US Population Growth
First, take a look below at the annual US population growth as a % against the growing total population.
US population growth (as a %) peaked at 1.8% annual increase...in 1957
- 1.5% of that growth was due to rising #'s of young and incoming immigrants
- 0.3% were 65+ year olds living longer than their predecessors
- Only 0.3% is due to births and immigration among 0-64yr/olds
- 0.5% is due to 65+yr/olds living longer.
US total population growth peaked in 1992 @ +3.5m/yr
- 3 million were 0-64yr/olds
- 500k were 65+ living longer
- 1.5m are 65+yr/olds...and rises as high as +1.9m/yr growth over the next 15yrs.
- 1m are 0-64yr/old young and immigrants...and the next 15yrs sees growth as low as +600k/yr (an 80% decline in annual growth from peak)
Below, a focus on 15-64yr/old annual growth...and the slowest growth among this critical segment continues through 2030. Things only get slower from here until an est. zero growth by 2025.
For those curious about the rest of the world, a few charts to show we are all in this together. The chart below is 0-64yr/old population growth % of all OECD nations, China, Brazil, and Russia amounting for over 3 billion persons and about 80% of the worlds wealth. If these nations don't grow...the rest of the world has nowhere to export or means to grow themselves.
0-64yr/old annual combined population growth for OECD, China, Brazil, Russia vs. 65+ population growth.
And below, 0-64yr/old OECD+CBR vs. 0-64yr/old population growth for the rest of the world.
US Full Time Jobs vs. Population Growth
I see the below chart a lot depicting the US full time jobs market. Lower left to upper right...all good?!?

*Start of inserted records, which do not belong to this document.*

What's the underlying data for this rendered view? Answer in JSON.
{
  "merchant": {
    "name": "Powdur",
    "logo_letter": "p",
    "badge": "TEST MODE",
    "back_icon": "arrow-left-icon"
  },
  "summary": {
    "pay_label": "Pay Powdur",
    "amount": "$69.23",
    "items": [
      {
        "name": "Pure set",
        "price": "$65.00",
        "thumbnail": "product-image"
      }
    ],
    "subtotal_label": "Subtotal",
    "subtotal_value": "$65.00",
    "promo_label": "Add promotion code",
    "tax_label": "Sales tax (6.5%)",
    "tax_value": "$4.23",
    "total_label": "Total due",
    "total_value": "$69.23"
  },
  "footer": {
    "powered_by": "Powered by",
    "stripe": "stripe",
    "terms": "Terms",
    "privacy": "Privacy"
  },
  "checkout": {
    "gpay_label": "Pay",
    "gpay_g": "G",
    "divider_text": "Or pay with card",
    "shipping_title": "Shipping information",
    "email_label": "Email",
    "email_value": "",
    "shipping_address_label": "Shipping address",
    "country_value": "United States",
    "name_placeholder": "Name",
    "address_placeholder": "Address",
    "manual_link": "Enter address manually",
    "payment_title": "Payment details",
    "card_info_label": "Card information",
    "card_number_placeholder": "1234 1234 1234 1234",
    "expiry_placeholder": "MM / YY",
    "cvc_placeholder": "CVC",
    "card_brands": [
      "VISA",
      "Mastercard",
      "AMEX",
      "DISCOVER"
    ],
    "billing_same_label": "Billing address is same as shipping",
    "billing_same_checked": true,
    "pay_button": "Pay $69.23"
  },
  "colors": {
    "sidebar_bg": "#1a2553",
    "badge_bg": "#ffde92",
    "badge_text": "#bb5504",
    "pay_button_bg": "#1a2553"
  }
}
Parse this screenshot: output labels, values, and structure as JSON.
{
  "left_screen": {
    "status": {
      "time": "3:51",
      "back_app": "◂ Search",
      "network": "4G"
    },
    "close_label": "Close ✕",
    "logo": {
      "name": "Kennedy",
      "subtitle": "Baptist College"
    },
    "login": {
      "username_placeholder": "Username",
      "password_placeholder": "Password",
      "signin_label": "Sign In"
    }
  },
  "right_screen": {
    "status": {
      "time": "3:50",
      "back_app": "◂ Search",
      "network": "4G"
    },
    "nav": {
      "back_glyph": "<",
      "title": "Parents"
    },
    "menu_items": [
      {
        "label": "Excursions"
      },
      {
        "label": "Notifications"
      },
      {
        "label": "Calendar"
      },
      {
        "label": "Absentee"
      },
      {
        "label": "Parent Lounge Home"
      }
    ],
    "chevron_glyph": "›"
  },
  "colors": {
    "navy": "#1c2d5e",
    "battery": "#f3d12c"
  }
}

However, if we break it down by 16-54yr/olds w/ full time jobs vs. 55+yr/olds since 2000 (chart below)...it's a whole lot more indicative. As far back as '00, the big group of 16-54yr/olds with full time jobs is shrinking (losses spread evenly among 16-24 and 25-54yr/olds segments) while the small group of 55+ with full time jobs is nearly surging by 50%.

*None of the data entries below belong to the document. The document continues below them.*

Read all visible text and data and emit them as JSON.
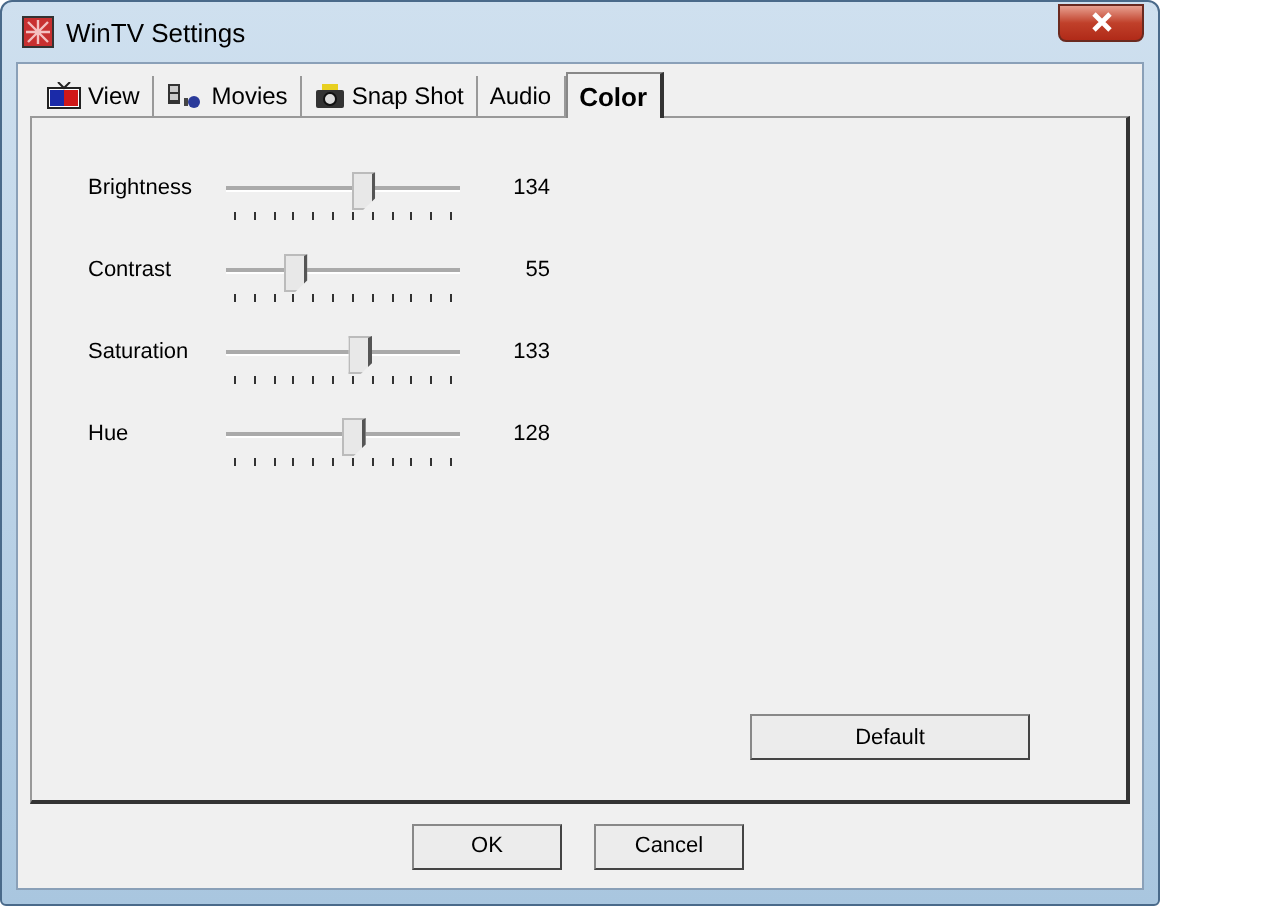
{
  "window": {
    "title": "WinTV Settings"
  },
  "tabs": [
    {
      "label": "View",
      "selected": false
    },
    {
      "label": "Movies",
      "selected": false
    },
    {
      "label": "Snap Shot",
      "selected": false
    },
    {
      "label": "Audio",
      "selected": false
    },
    {
      "label": "Color",
      "selected": true
    }
  ],
  "sliders": [
    {
      "label": "Brightness",
      "level": 0.56,
      "reading": "134"
    },
    {
      "label": "Contrast",
      "level": 0.27,
      "reading": "55"
    },
    {
      "label": "Saturation",
      "level": 0.55,
      "reading": "133"
    },
    {
      "label": "Hue",
      "level": 0.52,
      "reading": "128"
    }
  ],
  "default_button": "Default",
  "buttons": [
    "OK",
    "Cancel"
  ]
}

Of course, this is problematic as it means the younger segment isn't building career skills, isn't building savings, and ultimately isn't creating net demand or capability to buy the older segments homes, stocks, bonds, and assets the old are hoping to help fund themselves in retirement.
Below, an annualized look at 16-54yr/olds vs. 55+ with full time jobs. No recession or slowdown for the elderly.
And just so were fair, a look at the population growth among each age segment vs. full time job growth. All net job losses among the 15-54yr/olds and all job gains among elderly is not a "normal" distribution.
Seems the elderlies gains are the younger generations losses.
And below, some perspective on the changes in the adult vs. elderly population gains, by period, since 1970...and what the next 5yrs looks like in comparison. That big red arrow highlighting the dearth of growth in adults vs. the surging elderly shouldn't be a surprise.
But I had to double and triple check the next chart (below) as I was a bit surprised...the growth in dependent elderly vs. growth in adults over next 5 years is unprecedented. 20 net new 55+ elderly for every net new 15-54yr/old adult!?!
The chart below again highlights the growth of elderly populations, growth in debt, simultaneous with decelerating adult populations.
So, population growth is decelerating and interest rates and debt are the substitute? Prove it???...ok, chart below. Based on the below, the Fed's ruse of a rate hike cycle was never in play while population growth of the core will fall to the lowest in a century.
And the below relationship only set to become far more "inverser".
But debt isn't growing fast enough since ZIRP has been implemented...below.
And only the government is incented (to create more debt) by ZIRP.
So, expect to see lots more of central banks buying assets with non-existent money to reduce the outstanding stock while simultaneously pushing up the price of existing assets. More ZIRP and NIRP to pay institutions to take loans with which to buyback their own shares and buy up Treasury debt. Banks penalizing savers for their "hoarding" and unwillingness to "risk it all".
And since the US (and world in general) seem to be following Japan's lead, a quick check of Japan's central bank, the Bank of Japan, assets to GDP should be instructive of what comes next for the Fed...chart below. A Ponzi fails when it hasn't adequate new investors...your guess is as good as mine when this Ponzi will officially fail but its collapse as of '08 is readily visible. Investors should know their only hope is more and greater central bank intervention...for if markets were left to find honest bids between willing seller and buyer, the result would be cathartic.